We see his and the Church’s influence over the state in how the police respond to the incident. Knowing they can’t arrest Petrunya because the cross was not stolen but won fair and square, the priest still demands the cops force the woman to hand it back – the latter subjecting her to hours of interrogations to make that happen. The resulting scenes – pitting the now fiercely righteous Petrunya against increasingly frustrated male cops – lead to the movie’s best comedy but also some quietly disturbing moments. One cop tells the lead character: “I have a daughter. She’s nine. She’s polite, well-mannered and pretty. But if I see her behaving like you when she’s older, I’ll break each and every bone in her body.”
Just as this policeman is willing to ignore the moral code of his job in the pursuit of silencing ‘mad women,’ the angry male competitors in the religious contest are very fast to disregard the teachings they claim to be devoted to, hounding Petrunya from outside the police station with every gendered insult under the sun and at one point almost physically assaulting her. Another quieter example of this kind of male-female double standard is when Slavica is screamed at over the phone by her husband for not picking up their kid from school. Even though it was her partner’s turn to do it, she somehow winds up with the blame because she continued doing her job over getting the child.
God Exists, Her Name is Petrunya with its easy-to-root for protagonist and comedic premise is the type of accessible foreign language film with the potential to be a break-out success across the world. Yet, within its mainstream trappings is a heady cocktail of sharp examinations on gender inequality in contemporary society, ones with the power to provoke real change. Only in 2019, a woman competing in Macedonia for the Epiphany Cross Dive won and was allowed to keep the object. In a year where Iron Man and Spider-Man have dominated the box-office, the character of Petrunya is an example of that axiom ‘real heroes don’t wear capes.’
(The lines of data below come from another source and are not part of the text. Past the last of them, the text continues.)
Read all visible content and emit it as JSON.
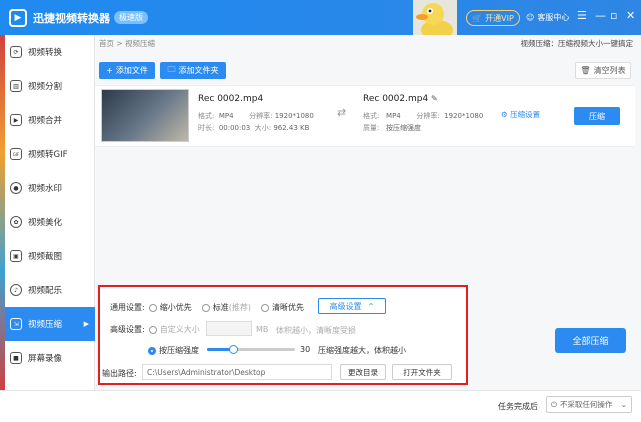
{
  "app": {
    "title": "迅捷视频转换器",
    "badge": "极速版",
    "vip_label": "开通VIP",
    "service_label": "客服中心",
    "menu": "☰",
    "minimize": "—",
    "maximize": "▫",
    "close": "✕"
  },
  "sidebar": {
    "items": [
      {
        "label": "视频转换",
        "icon": "refresh-icon"
      },
      {
        "label": "视频分割",
        "icon": "split-icon"
      },
      {
        "label": "视频合并",
        "icon": "play-icon"
      },
      {
        "label": "视频转GIF",
        "icon": "gif-icon"
      },
      {
        "label": "视频水印",
        "icon": "watermark-icon"
      },
      {
        "label": "视频美化",
        "icon": "beautify-icon"
      },
      {
        "label": "视频截图",
        "icon": "screenshot-icon"
      },
      {
        "label": "视频配乐",
        "icon": "music-icon"
      },
      {
        "label": "视频压缩",
        "icon": "compress-icon",
        "active": true
      },
      {
        "label": "屏幕录像",
        "icon": "record-icon"
      }
    ]
  },
  "breadcrumb": "首页 > 视频压缩",
  "breadcrumb_right": "视频压缩：压缩视频大小一键搞定",
  "toolbar": {
    "add_file": "添加文件",
    "add_folder": "添加文件夹",
    "clear_list": "清空列表"
  },
  "file": {
    "source": {
      "name": "Rec 0002.mp4",
      "format_label": "格式:",
      "format": "MP4",
      "resolution_label": "分辨率:",
      "resolution": "1920*1080",
      "duration_label": "时长:",
      "duration": "00:00:03",
      "size_label": "大小:",
      "size": "962.43 KB"
    },
    "target": {
      "name": "Rec 0002.mp4",
      "format_label": "格式:",
      "format": "MP4",
      "resolution_label": "分辨率:",
      "resolution": "1920*1080",
      "quality_label": "质量:",
      "quality": "按压缩强度"
    },
    "settings_link": "压缩设置",
    "compress_button": "压缩"
  },
  "settings": {
    "general_label": "通用设置:",
    "opt_small": "缩小优先",
    "opt_standard": "标准",
    "opt_standard_note": "(推荐)",
    "opt_clear": "清晰优先",
    "advanced_button": "高级设置",
    "advanced_label": "高级设置:",
    "custom_size": "自定义大小",
    "size_unit": "MB",
    "size_hint": "体积越小，清晰度受损",
    "by_strength": "按压缩强度",
    "strength_value": "30",
    "strength_fraction": 0.3,
    "strength_hint": "压缩强度越大，体积越小",
    "output_label": "输出路径:",
    "output_path": "C:\\Users\\Administrator\\Desktop",
    "change_dir": "更改目录",
    "open_folder": "打开文件夹"
  },
  "compress_all": "全部压缩",
  "footer": {
    "done_label": "任务完成后",
    "done_value": "不采取任何操作"
  }
}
God Exists, Her Name is Petrunya will be shown on Tuesday, November 12 in the Gate Cinema. For more information, see here.